Dataset items
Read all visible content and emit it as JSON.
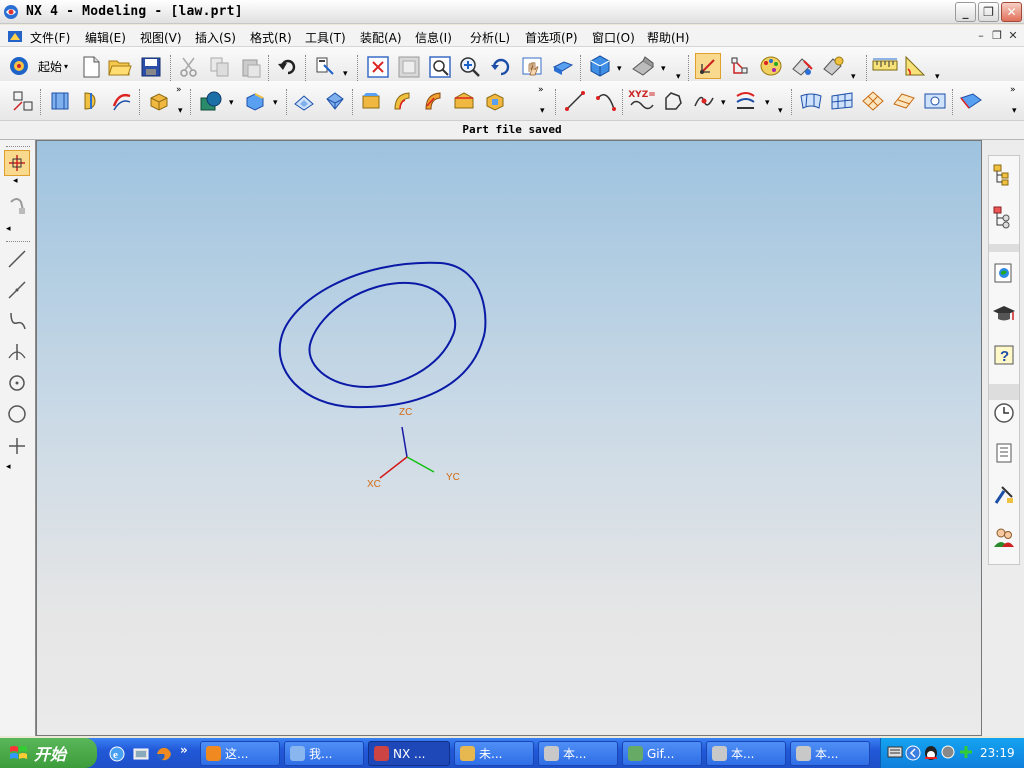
{
  "window": {
    "title": "NX 4 - Modeling - [law.prt]",
    "controls": [
      "minimize",
      "restore",
      "close"
    ]
  },
  "menubar": {
    "items": [
      {
        "label": "文件(F)"
      },
      {
        "label": "编辑(E)"
      },
      {
        "label": "视图(V)"
      },
      {
        "label": "插入(S)"
      },
      {
        "label": "格式(R)"
      },
      {
        "label": "工具(T)"
      },
      {
        "label": "装配(A)"
      },
      {
        "label": "信息(I)"
      },
      {
        "label": "分析(L)"
      },
      {
        "label": "首选项(P)"
      },
      {
        "label": "窗口(O)"
      },
      {
        "label": "帮助(H)"
      }
    ]
  },
  "toolbar1": {
    "start_label": "起始",
    "icons": [
      "new-file-icon",
      "open-file-icon",
      "save-icon",
      "cut-icon",
      "copy-icon",
      "paste-icon",
      "undo-icon",
      "selection-filter-icon",
      "fit-view-icon",
      "zoom-window-icon",
      "zoom-region-icon",
      "zoom-in-out-icon",
      "rotate-icon",
      "pan-icon",
      "perspective-icon",
      "shaded-view-icon",
      "render-style-icon",
      "wcs-icon",
      "wcs-orient-icon",
      "color-palette-icon",
      "edit-object-icon",
      "object-display-icon",
      "measure-distance-icon",
      "measure-angle-icon"
    ]
  },
  "toolbar2": {
    "icons": [
      "sketch-icon",
      "extrude-icon",
      "revolve-icon",
      "sweep-icon",
      "block-icon",
      "boolean-icon",
      "edge-blend-icon",
      "hollow-icon",
      "draft-icon",
      "surface-1-icon",
      "surface-2-icon",
      "surface-3-icon",
      "surface-4-icon",
      "surface-5-icon",
      "line-icon",
      "arc-icon",
      "law-curve-icon",
      "spline-icon",
      "point-icon",
      "basic-curve-icon",
      "through-curves-icon",
      "ruled-icon",
      "mesh-icon",
      "offset-surface-icon",
      "trim-icon",
      "feature-icon"
    ],
    "law_label": "XYZ="
  },
  "statusbar": {
    "message": "Part file saved"
  },
  "viewport": {
    "axes": {
      "x_label": "XC",
      "y_label": "YC",
      "z_label": "ZC"
    },
    "curve_color": "#0a1aa6"
  },
  "leftbar": {
    "icons": [
      "select-icon",
      "snap-icon",
      "line-tool-icon",
      "line-2-icon",
      "curve-tool-icon",
      "point-on-curve-icon",
      "circle-center-icon",
      "circle-icon",
      "crosshair-icon"
    ]
  },
  "resource_bar": {
    "icons": [
      "assembly-navigator-icon",
      "part-navigator-icon",
      "web-browser-icon",
      "training-icon",
      "help-icon",
      "history-icon",
      "system-materials-icon",
      "process-studio-icon",
      "roles-icon"
    ]
  },
  "taskbar": {
    "start_label": "开始",
    "quicklaunch": [
      "ie-icon",
      "desktop-icon",
      "firefox-icon"
    ],
    "tasks": [
      {
        "label": "这..."
      },
      {
        "label": "我..."
      },
      {
        "label": "NX ..."
      },
      {
        "label": "未..."
      },
      {
        "label": "本..."
      },
      {
        "label": "Gif..."
      },
      {
        "label": "本..."
      },
      {
        "label": "本..."
      }
    ],
    "clock": "23:19"
  }
}
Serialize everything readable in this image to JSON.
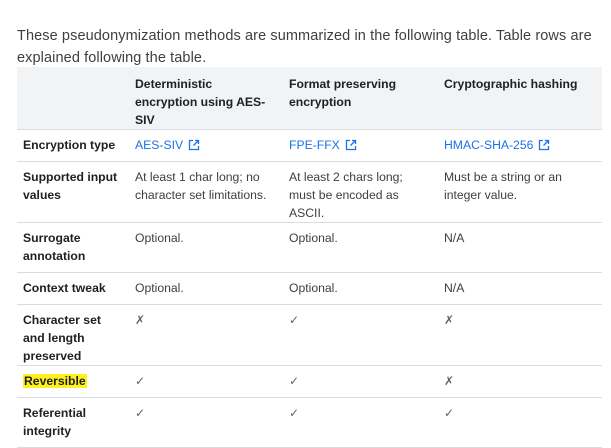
{
  "intro": "These pseudonymization methods are summarized in the following table. Table rows are explained following the table.",
  "table": {
    "headers": [
      "",
      "Deterministic encryption using AES-SIV",
      "Format preserving encryption",
      "Cryptographic hashing"
    ],
    "rows": [
      {
        "label": "Encryption type",
        "cells": [
          "AES-SIV",
          "FPE-FFX",
          "HMAC-SHA-256"
        ]
      },
      {
        "label": "Supported input values",
        "cells": [
          "At least 1 char long; no character set limitations.",
          "At least 2 chars long; must be encoded as ASCII.",
          "Must be a string or an integer value."
        ]
      },
      {
        "label": "Surrogate annotation",
        "cells": [
          "Optional.",
          "Optional.",
          "N/A"
        ]
      },
      {
        "label": "Context tweak",
        "cells": [
          "Optional.",
          "Optional.",
          "N/A"
        ]
      },
      {
        "label": "Character set and length preserved",
        "cells": [
          "✗",
          "✓",
          "✗"
        ]
      },
      {
        "label": "Reversible",
        "cells": [
          "✓",
          "✓",
          "✗"
        ]
      },
      {
        "label": "Referential integrity",
        "cells": [
          "✓",
          "✓",
          "✓"
        ]
      }
    ]
  },
  "colors": {
    "link": "#1a73e8",
    "header_bg": "#f1f3f4",
    "highlight": "#fff11f",
    "border": "#dadce0"
  },
  "icons": {
    "external_link": "external-link-icon",
    "check": "check-icon",
    "cross": "cross-icon"
  }
}
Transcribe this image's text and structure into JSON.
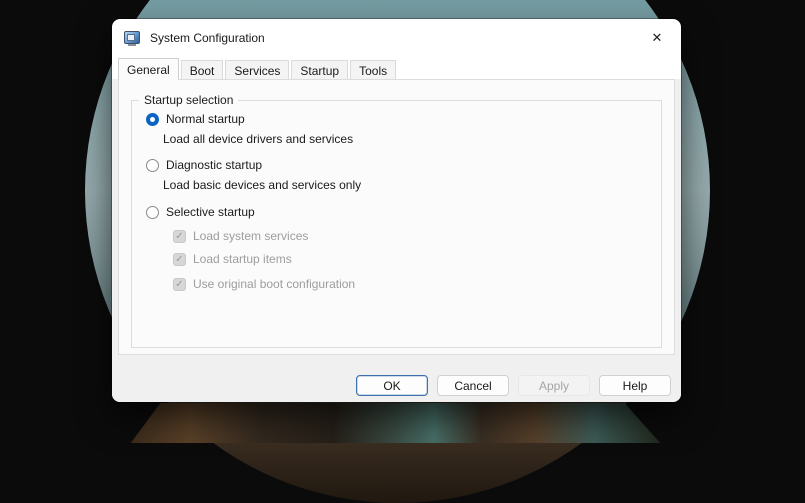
{
  "window": {
    "title": "System Configuration"
  },
  "glyphs": {
    "close": "✕",
    "check": "✓"
  },
  "tabs": [
    {
      "label": "General",
      "active": true
    },
    {
      "label": "Boot",
      "active": false
    },
    {
      "label": "Services",
      "active": false
    },
    {
      "label": "Startup",
      "active": false
    },
    {
      "label": "Tools",
      "active": false
    }
  ],
  "general": {
    "group_title": "Startup selection",
    "normal": {
      "label": "Normal startup",
      "description": "Load all device drivers and services",
      "selected": true
    },
    "diagnostic": {
      "label": "Diagnostic startup",
      "description": "Load basic devices and services only",
      "selected": false
    },
    "selective": {
      "label": "Selective startup",
      "selected": false,
      "items": [
        {
          "label": "Load system services",
          "checked": true,
          "disabled": true
        },
        {
          "label": "Load startup items",
          "checked": true,
          "disabled": true
        },
        {
          "label": "Use original boot configuration",
          "checked": true,
          "disabled": true
        }
      ]
    }
  },
  "buttons": {
    "ok": "OK",
    "cancel": "Cancel",
    "apply": "Apply",
    "help": "Help"
  },
  "colors": {
    "accent": "#0b64c4",
    "dialog_bg": "#f0f0f0",
    "pane_bg": "#fbfbfb",
    "disabled_text": "#9d9d9d",
    "wallpaper_teal": "#8fa9ac",
    "desktop_black": "#0b0b0b"
  }
}
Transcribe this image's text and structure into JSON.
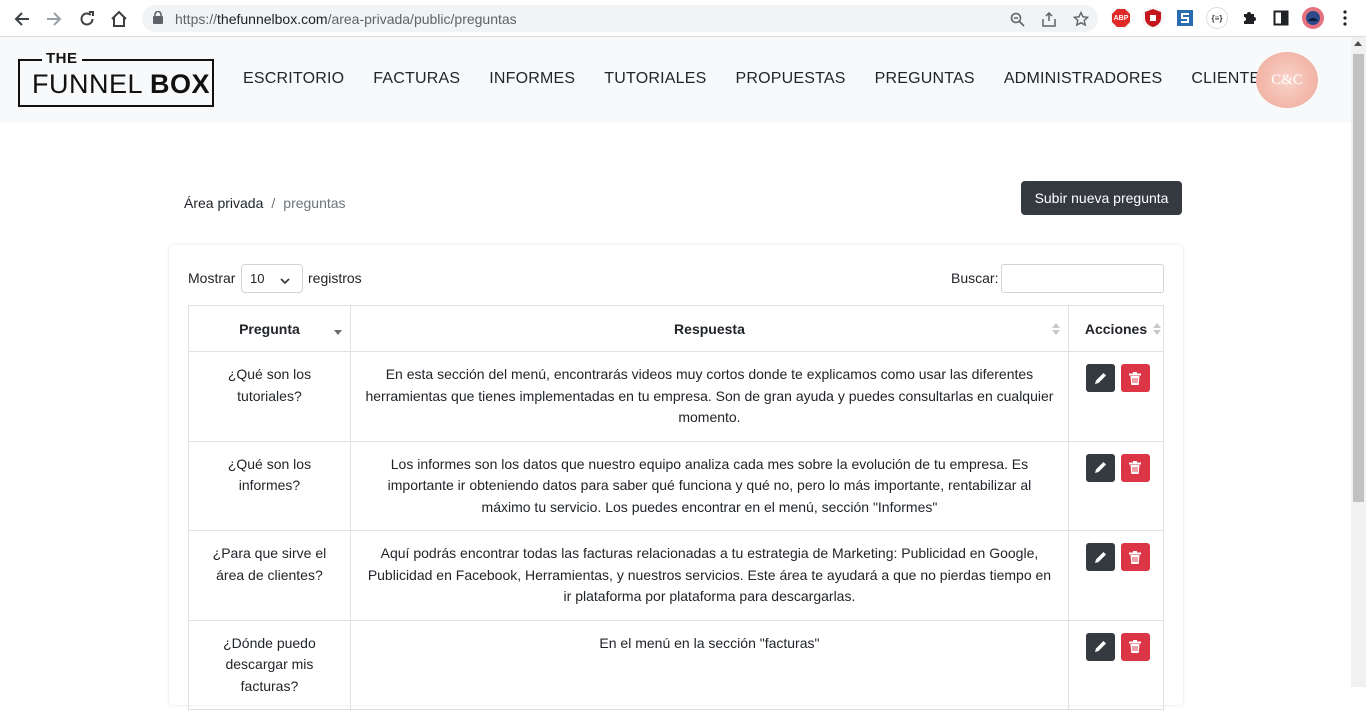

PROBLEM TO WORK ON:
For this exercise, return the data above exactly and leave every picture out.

YOUR SOLUTION:
Read all visible content and emit it as JSON.
{
  "window": {
    "title": "NX 4 - Modeling - [law.prt]",
    "controls": [
      "minimize",
      "restore",
      "close"
    ]
  },
  "menubar": {
    "items": [
      {
        "label": "文件(F)"
      },
      {
        "label": "编辑(E)"
      },
      {
        "label": "视图(V)"
      },
      {
        "label": "插入(S)"
      },
      {
        "label": "格式(R)"
      },
      {
        "label": "工具(T)"
      },
      {
        "label": "装配(A)"
      },
      {
        "label": "信息(I)"
      },
      {
        "label": "分析(L)"
      },
      {
        "label": "首选项(P)"
      },
      {
        "label": "窗口(O)"
      },
      {
        "label": "帮助(H)"
      }
    ]
  },
  "toolbar1": {
    "start_label": "起始",
    "icons": [
      "new-file-icon",
      "open-file-icon",
      "save-icon",
      "cut-icon",
      "copy-icon",
      "paste-icon",
      "undo-icon",
      "selection-filter-icon",
      "fit-view-icon",
      "zoom-window-icon",
      "zoom-region-icon",
      "zoom-in-out-icon",
      "rotate-icon",
      "pan-icon",
      "perspective-icon",
      "shaded-view-icon",
      "render-style-icon",
      "wcs-icon",
      "wcs-orient-icon",
      "color-palette-icon",
      "edit-object-icon",
      "object-display-icon",
      "measure-distance-icon",
      "measure-angle-icon"
    ]
  },
  "toolbar2": {
    "icons": [
      "sketch-icon",
      "extrude-icon",
      "revolve-icon",
      "sweep-icon",
      "block-icon",
      "boolean-icon",
      "edge-blend-icon",
      "hollow-icon",
      "draft-icon",
      "surface-1-icon",
      "surface-2-icon",
      "surface-3-icon",
      "surface-4-icon",
      "surface-5-icon",
      "line-icon",
      "arc-icon",
      "law-curve-icon",
      "spline-icon",
      "point-icon",
      "basic-curve-icon",
      "through-curves-icon",
      "ruled-icon",
      "mesh-icon",
      "offset-surface-icon",
      "trim-icon",
      "feature-icon"
    ],
    "law_label": "XYZ="
  },
  "statusbar": {
    "message": "Part file saved"
  },
  "viewport": {
    "axes": {
      "x_label": "XC",
      "y_label": "YC",
      "z_label": "ZC"
    },
    "curve_color": "#0a1aa6"
  },
  "leftbar": {
    "icons": [
      "select-icon",
      "snap-icon",
      "line-tool-icon",
      "line-2-icon",
      "curve-tool-icon",
      "point-on-curve-icon",
      "circle-center-icon",
      "circle-icon",
      "crosshair-icon"
    ]
  },
  "resource_bar": {
    "icons": [
      "assembly-navigator-icon",
      "part-navigator-icon",
      "web-browser-icon",
      "training-icon",
      "help-icon",
      "history-icon",
      "system-materials-icon",
      "process-studio-icon",
      "roles-icon"
    ]
  },
  "taskbar": {
    "start_label": "开始",
    "quicklaunch": [
      "ie-icon",
      "desktop-icon",
      "firefox-icon"
    ],
    "tasks": [
      {
        "label": "这..."
      },
      {
        "label": "我..."
      },
      {
        "label": "NX ..."
      },
      {
        "label": "未..."
      },
      {
        "label": "本..."
      },
      {
        "label": "Gif..."
      },
      {
        "label": "本..."
      },
      {
        "label": "本..."
      }
    ],
    "clock": "23:19"
  }
}
Serialize everything readable in this image to JSON.
{
  "intro": "These pseudonymization methods are summarized in the following table. Table rows are explained following the table.",
  "table": {
    "headers": [
      "",
      "Deterministic encryption using AES-SIV",
      "Format preserving encryption",
      "Cryptographic hashing"
    ],
    "rows": [
      {
        "label": "Encryption type",
        "cells": [
          "AES-SIV",
          "FPE-FFX",
          "HMAC-SHA-256"
        ]
      },
      {
        "label": "Supported input values",
        "cells": [
          "At least 1 char long; no character set limitations.",
          "At least 2 chars long; must be encoded as ASCII.",
          "Must be a string or an integer value."
        ]
      },
      {
        "label": "Surrogate annotation",
        "cells": [
          "Optional.",
          "Optional.",
          "N/A"
        ]
      },
      {
        "label": "Context tweak",
        "cells": [
          "Optional.",
          "Optional.",
          "N/A"
        ]
      },
      {
        "label": "Character set and length preserved",
        "cells": [
          "✗",
          "✓",
          "✗"
        ]
      },
      {
        "label": "Reversible",
        "cells": [
          "✓",
          "✓",
          "✗"
        ]
      },
      {
        "label": "Referential integrity",
        "cells": [
          "✓",
          "✓",
          "✓"
        ]
      }
    ]
  },
  "colors": {
    "link": "#1a73e8",
    "header_bg": "#f1f3f4",
    "highlight": "#fff11f",
    "border": "#dadce0"
  },
  "icons": {
    "external_link": "external-link-icon",
    "check": "check-icon",
    "cross": "cross-icon"
  }
}
Transcribe this image's text and structure into JSON.
{
  "window": {
    "title": "System Configuration"
  },
  "glyphs": {
    "close": "✕",
    "check": "✓"
  },
  "tabs": [
    {
      "label": "General",
      "active": true
    },
    {
      "label": "Boot",
      "active": false
    },
    {
      "label": "Services",
      "active": false
    },
    {
      "label": "Startup",
      "active": false
    },
    {
      "label": "Tools",
      "active": false
    }
  ],
  "general": {
    "group_title": "Startup selection",
    "normal": {
      "label": "Normal startup",
      "description": "Load all device drivers and services",
      "selected": true
    },
    "diagnostic": {
      "label": "Diagnostic startup",
      "description": "Load basic devices and services only",
      "selected": false
    },
    "selective": {
      "label": "Selective startup",
      "selected": false,
      "items": [
        {
          "label": "Load system services",
          "checked": true,
          "disabled": true
        },
        {
          "label": "Load startup items",
          "checked": true,
          "disabled": true
        },
        {
          "label": "Use original boot configuration",
          "checked": true,
          "disabled": true
        }
      ]
    }
  },
  "buttons": {
    "ok": "OK",
    "cancel": "Cancel",
    "apply": "Apply",
    "help": "Help"
  },
  "colors": {
    "accent": "#0b64c4",
    "dialog_bg": "#f0f0f0",
    "pane_bg": "#fbfbfb",
    "disabled_text": "#9d9d9d",
    "wallpaper_teal": "#8fa9ac",
    "desktop_black": "#0b0b0b"
  }
}
Transcribe this image's text and structure into JSON.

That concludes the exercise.